• **Exercise**: Scan the data for "Swan" and copy the lines it appears in.
▶
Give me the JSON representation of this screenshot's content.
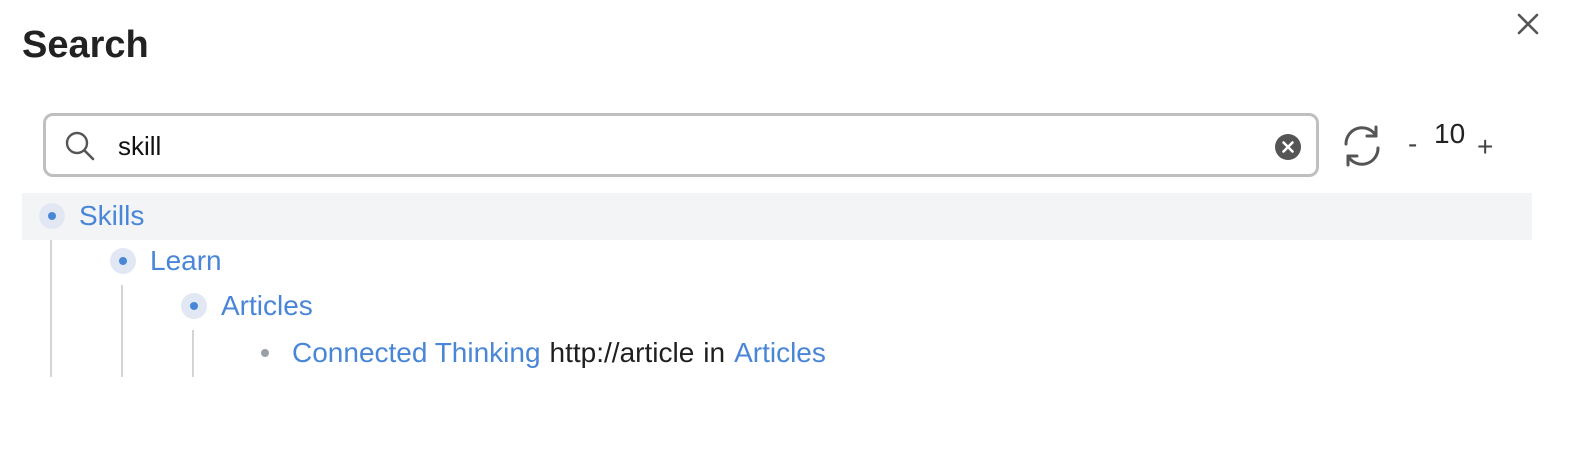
{
  "panel": {
    "title": "Search"
  },
  "search": {
    "value": "skill",
    "placeholder": ""
  },
  "controls": {
    "minus_label": "-",
    "count": "10",
    "plus_label": "+"
  },
  "icons": {
    "close": "close-icon",
    "search": "search-icon",
    "clear": "clear-icon",
    "refresh": "refresh-icon"
  },
  "colors": {
    "link": "#4a86d8",
    "bullet_bg": "#e1e8f3",
    "highlight_row": "#f3f4f6"
  },
  "results": {
    "skills": "Skills",
    "learn": "Learn",
    "articles": "Articles",
    "match": {
      "title": "Connected Thinking",
      "url": "http://article",
      "in_word": "in",
      "parent": "Articles"
    }
  }
}
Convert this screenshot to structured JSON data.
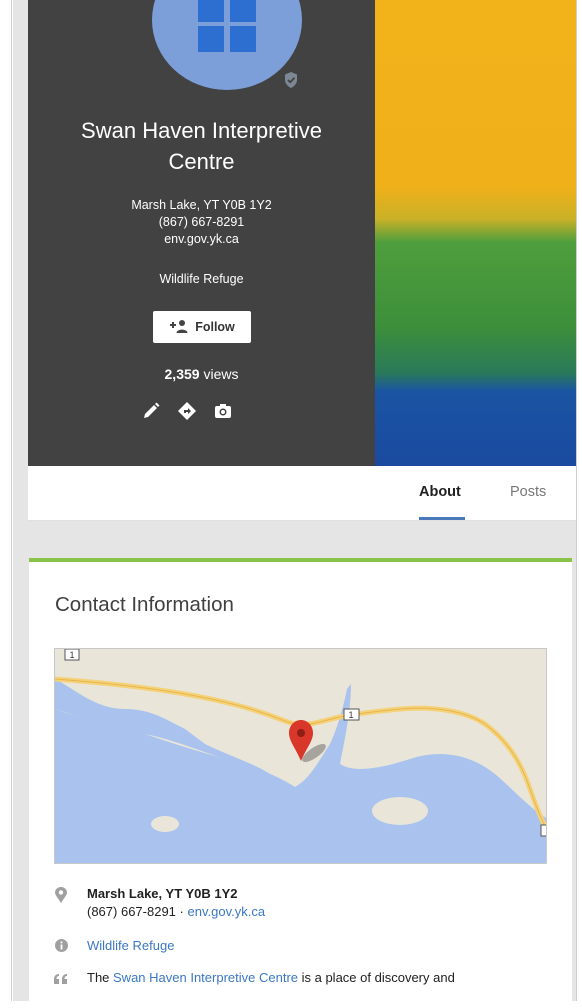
{
  "profile": {
    "name_line1": "Swan Haven Interpretive",
    "name_line2": "Centre",
    "address": "Marsh Lake, YT Y0B 1Y2",
    "phone": "(867) 667-8291",
    "website": "env.gov.yk.ca",
    "category": "Wildlife Refuge",
    "follow_label": "Follow",
    "views_count": "2,359",
    "views_label": "views"
  },
  "icons": {
    "verified": "verified-badge-icon",
    "follow": "add-person-icon",
    "edit": "pencil-icon",
    "directions": "directions-icon",
    "photo": "camera-icon",
    "location": "map-pin-icon",
    "info": "info-icon",
    "quote": "quote-icon"
  },
  "tabs": [
    {
      "label": "About",
      "active": true
    },
    {
      "label": "Posts",
      "active": false
    }
  ],
  "contact": {
    "title": "Contact Information",
    "map_route_number": "1",
    "address": "Marsh Lake, YT Y0B 1Y2",
    "phone": "(867) 667-8291",
    "separator": "·",
    "website": "env.gov.yk.ca",
    "category": "Wildlife Refuge",
    "description_prefix": "The ",
    "description_link": "Swan Haven Interpretive Centre",
    "description_suffix": " is a place of discovery and"
  },
  "colors": {
    "hero_bg": "#424242",
    "accent_green": "#8bc34a",
    "link_blue": "#3b78c4",
    "tab_underline": "#4a79b9",
    "map_pin": "#d8372a"
  }
}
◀
• **Reply to the exercise**:
    "name_line1": "Swan Haven Interpretive",
    "description_link": "Swan Haven Interpretive Centre",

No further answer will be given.